Frequently Asked Questions

questionmarks
What is the joy of freethought?
The positive primordial feeling of using our own brain on the so-called last questions before it has been replaced by imposed religious beliefs, and after it has been regained by deconversion. A view that emphasizes the good sides of living with a free mind as opposed to attacking bad sides of religion.

Dare it? Is it dangerous?
No. At least not more dangerous than religion. But for most adherers, religion implies a big value which will cause fear of loss if threatened. Only a shift of view will show that the real values of religion will not be lost, and that the gain of freethought will exceed a possible loss by far.

Do it? Do you want to proselytize?
Not quite. Rather encourage. I have the impression that many out there are not really comfortable with their religion. Instead of living it in a compromised, undecided way, they could be happier with undogmatic freethought and a full commitment to a secular humanism. But for all those who are happy with their religion, it might be better to stay with it.

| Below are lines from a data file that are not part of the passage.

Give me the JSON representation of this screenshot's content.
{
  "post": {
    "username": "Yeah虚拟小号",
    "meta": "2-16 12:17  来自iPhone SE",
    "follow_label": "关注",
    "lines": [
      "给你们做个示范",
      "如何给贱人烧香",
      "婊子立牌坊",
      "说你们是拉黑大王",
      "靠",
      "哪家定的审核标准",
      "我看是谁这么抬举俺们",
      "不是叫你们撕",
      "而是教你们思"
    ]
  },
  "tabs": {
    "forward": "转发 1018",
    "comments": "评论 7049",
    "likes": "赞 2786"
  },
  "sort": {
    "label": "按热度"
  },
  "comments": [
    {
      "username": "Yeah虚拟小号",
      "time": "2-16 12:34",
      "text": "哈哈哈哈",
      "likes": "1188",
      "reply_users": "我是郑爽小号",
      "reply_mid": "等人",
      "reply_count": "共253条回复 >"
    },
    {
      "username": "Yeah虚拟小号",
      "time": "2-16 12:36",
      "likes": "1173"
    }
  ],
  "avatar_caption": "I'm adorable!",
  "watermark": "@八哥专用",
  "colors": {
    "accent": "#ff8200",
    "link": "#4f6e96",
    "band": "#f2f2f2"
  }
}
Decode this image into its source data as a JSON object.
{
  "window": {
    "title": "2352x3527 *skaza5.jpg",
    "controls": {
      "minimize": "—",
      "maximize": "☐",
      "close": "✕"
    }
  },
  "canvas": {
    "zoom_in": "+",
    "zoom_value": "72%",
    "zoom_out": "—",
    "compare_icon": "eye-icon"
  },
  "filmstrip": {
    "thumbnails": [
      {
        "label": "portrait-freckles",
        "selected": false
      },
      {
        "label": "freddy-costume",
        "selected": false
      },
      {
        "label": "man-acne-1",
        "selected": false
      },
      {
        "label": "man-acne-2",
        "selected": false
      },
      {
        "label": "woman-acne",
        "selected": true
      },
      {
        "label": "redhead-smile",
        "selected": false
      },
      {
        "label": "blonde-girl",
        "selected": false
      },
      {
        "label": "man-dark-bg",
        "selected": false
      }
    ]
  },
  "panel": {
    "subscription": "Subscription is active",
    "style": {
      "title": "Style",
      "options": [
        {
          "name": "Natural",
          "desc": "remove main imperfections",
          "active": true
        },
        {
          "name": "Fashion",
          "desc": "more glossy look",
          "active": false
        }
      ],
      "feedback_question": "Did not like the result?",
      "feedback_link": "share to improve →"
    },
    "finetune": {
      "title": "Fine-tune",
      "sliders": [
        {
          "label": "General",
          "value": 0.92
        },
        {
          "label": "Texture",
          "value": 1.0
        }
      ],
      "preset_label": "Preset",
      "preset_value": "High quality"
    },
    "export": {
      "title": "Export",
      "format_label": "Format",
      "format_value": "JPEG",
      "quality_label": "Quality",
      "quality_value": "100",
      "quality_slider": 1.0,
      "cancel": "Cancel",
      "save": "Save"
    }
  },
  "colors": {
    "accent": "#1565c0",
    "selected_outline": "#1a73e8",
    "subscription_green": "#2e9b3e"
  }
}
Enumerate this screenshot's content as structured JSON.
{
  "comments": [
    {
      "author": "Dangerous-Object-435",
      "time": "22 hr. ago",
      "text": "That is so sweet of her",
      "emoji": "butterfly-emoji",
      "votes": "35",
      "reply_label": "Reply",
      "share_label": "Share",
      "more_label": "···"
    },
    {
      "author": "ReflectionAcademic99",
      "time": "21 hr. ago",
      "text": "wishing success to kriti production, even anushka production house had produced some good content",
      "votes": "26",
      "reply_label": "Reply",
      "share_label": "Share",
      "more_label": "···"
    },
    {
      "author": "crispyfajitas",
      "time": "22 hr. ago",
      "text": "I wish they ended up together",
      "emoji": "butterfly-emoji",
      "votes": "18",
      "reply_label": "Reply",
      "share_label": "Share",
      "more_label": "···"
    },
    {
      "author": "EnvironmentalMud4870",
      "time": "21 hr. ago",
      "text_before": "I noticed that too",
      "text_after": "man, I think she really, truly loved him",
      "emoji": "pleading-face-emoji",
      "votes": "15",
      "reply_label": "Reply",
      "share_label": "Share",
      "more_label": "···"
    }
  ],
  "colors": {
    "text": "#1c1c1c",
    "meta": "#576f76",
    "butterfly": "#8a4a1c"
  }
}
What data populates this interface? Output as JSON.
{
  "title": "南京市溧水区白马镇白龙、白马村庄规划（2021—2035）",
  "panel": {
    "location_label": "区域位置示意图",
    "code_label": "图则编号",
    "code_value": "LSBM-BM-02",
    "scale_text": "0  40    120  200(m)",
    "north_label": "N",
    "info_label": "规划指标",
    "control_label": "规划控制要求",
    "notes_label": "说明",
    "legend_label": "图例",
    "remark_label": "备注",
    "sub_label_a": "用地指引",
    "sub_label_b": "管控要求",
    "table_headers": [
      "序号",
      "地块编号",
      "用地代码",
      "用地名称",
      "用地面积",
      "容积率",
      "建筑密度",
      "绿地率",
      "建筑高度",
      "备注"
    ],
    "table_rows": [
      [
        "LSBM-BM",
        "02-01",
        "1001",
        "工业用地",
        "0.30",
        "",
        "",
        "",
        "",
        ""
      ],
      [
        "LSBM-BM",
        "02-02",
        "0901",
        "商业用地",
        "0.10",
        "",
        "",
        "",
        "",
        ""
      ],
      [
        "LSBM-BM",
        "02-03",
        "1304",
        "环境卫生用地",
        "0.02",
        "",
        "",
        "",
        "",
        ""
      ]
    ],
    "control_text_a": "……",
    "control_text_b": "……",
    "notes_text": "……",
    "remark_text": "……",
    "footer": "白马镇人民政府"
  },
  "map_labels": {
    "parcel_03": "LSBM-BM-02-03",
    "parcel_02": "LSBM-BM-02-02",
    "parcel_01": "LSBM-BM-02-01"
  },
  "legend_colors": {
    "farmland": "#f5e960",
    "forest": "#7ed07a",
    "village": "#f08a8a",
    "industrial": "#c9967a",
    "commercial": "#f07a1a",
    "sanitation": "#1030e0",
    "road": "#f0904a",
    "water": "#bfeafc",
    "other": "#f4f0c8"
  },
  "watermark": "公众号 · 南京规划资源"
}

Do you hate Christianity?
No. I have just grown out of it, and I still appreciate its content that is relevant to humanism, and I admire the great cultural achievements such as the music of Bach. I am also comfortable with my first name and with the reasons of my dad to choose it for me. The spiritual world in which I have grown up is and will forever be part of my life, and I do not deny this part of my personal history.

Are you an atheist?
This question may be less important than you may think, but yes. At least at the moment. Freethought is a thinking mode, not a belief, and for a freethinker every belief is subject to a possible change. But it is not very likely that I'll come again to believe in a personal God who has planned my life and who does guide it.

Do you believe in a soul?
Yes, but not in one that is separate from my brain and that has existed before my brain and will exist after my brain has disappeared. The soul is a function or phenomenon of the brain, and this is not meant as a depreciation but, on the contrary, as admiration and awe of natural wonder.

So you do not believe in afterlife?
No. I did not exist before I have been conceived, and I'll return to this same state after my death. But, due to my life, the world has changed its state - see also my remarks on butterfly effect. I think that the finite duration of life, as opposed to a supposed endless duration, adds more value to it. When there is no life after death, life before death becomes more important and precious.

Photo credit: flickr.com/photos/ccsd/2315262576/

No comments: